“Our models show that, because of plantations, average desert temperatures go down by 1.1 degree Celsius, which is a lot,” Becker said.

Plantations would also induce rainfall in desert areas, Becker added.

He envisages a role for sewage in such large-scale plantations. Billions of liters of sewage are discharged into the oceans every week, but instead that water could be sent to the desert to water planted trees, eliminating the need for expensive artificial fertilizer.

Carbon farming is a common-sense approach to rising carbon dioxide levels, says Alex Walker, a research assistant at the Center for Environmental Policy at Imperial College London, U.K. “It will grow on non-arable land, and so not compete with food production, but it is more difficult to process.”

Egypt is pioneering an experiment in desert farming using sewage water after basic treatment to produce wood, woody biomass and biofuel crops, such as casuarina, African mahogany, jojoba, neem, and jatropha.

“In Egypt, there are 15,000 acres planted with trees of good quality but so far they have not been sold to create economic value,” Hany El Kateb, a professor at the Technical University of Munich in Germany.

Egypt produces more than 6.3 billion cubic meters of sewage water a year, and 5.5 billion cubic meters of this would be enough to forest more than 650,000 hectares of desert lands and store more than 25 million tonnes of carbon dioxide annually in new forests, El Kateb said.

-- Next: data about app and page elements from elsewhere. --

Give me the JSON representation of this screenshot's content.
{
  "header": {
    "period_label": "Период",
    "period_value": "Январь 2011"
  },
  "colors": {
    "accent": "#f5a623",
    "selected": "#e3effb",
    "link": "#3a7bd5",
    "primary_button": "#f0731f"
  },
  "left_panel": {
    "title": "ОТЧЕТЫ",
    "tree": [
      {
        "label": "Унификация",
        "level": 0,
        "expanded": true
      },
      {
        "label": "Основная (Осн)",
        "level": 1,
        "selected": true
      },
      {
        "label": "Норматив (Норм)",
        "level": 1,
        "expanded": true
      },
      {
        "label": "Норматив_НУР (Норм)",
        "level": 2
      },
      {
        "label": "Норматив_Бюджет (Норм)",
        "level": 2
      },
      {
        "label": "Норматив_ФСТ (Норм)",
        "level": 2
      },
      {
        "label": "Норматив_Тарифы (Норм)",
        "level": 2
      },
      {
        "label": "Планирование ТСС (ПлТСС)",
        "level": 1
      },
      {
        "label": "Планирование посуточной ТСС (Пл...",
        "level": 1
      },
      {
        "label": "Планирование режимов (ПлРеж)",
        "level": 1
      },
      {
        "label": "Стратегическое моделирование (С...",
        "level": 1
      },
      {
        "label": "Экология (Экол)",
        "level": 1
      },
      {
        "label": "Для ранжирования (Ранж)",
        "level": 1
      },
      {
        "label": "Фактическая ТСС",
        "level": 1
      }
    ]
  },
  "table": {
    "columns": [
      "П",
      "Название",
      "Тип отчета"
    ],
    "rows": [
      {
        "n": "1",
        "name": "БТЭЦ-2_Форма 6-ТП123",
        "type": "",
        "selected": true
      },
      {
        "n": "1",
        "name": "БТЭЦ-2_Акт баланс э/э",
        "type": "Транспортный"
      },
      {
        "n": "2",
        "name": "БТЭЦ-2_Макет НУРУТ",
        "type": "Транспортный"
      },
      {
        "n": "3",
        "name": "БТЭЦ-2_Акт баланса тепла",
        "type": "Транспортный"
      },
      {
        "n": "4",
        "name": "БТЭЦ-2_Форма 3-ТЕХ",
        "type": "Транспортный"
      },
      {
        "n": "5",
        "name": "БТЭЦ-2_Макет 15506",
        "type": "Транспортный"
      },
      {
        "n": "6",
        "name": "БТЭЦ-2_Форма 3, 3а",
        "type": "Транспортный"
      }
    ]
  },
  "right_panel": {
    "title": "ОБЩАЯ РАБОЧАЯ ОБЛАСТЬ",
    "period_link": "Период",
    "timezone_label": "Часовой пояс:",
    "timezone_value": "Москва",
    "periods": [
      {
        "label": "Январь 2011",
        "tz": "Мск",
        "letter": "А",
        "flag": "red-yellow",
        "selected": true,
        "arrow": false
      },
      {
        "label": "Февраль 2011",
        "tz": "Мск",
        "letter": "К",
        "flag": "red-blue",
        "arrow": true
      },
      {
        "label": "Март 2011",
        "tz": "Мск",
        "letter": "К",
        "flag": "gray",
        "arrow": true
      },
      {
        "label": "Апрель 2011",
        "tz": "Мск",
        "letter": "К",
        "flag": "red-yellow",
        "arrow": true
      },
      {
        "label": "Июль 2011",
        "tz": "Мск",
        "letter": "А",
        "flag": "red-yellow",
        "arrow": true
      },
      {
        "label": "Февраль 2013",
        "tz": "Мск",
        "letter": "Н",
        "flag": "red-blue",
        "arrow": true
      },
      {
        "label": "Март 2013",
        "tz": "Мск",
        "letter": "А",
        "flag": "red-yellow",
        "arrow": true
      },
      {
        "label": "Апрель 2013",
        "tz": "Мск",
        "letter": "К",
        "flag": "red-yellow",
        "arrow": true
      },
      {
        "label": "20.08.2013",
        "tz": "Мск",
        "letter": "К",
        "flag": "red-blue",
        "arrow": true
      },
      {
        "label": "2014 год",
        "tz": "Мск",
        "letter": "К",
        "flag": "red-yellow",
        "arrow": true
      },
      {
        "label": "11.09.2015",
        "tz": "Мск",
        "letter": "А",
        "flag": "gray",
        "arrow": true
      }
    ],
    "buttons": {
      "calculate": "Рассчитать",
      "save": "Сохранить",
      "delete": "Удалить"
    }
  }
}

Trees grow more than four times faster in Egypt where the sun shine most of the year than European countries that are leaders in forestry, such as Germany, he said.

The biggest challenges to planting forests in arid areas are lack of experience, lack of expertise and lack of technical personnel in the management of forest plantations, said Mosaad Kotb Hassanein, director of the Central Laboratory for Agricultural Climate in Egypt.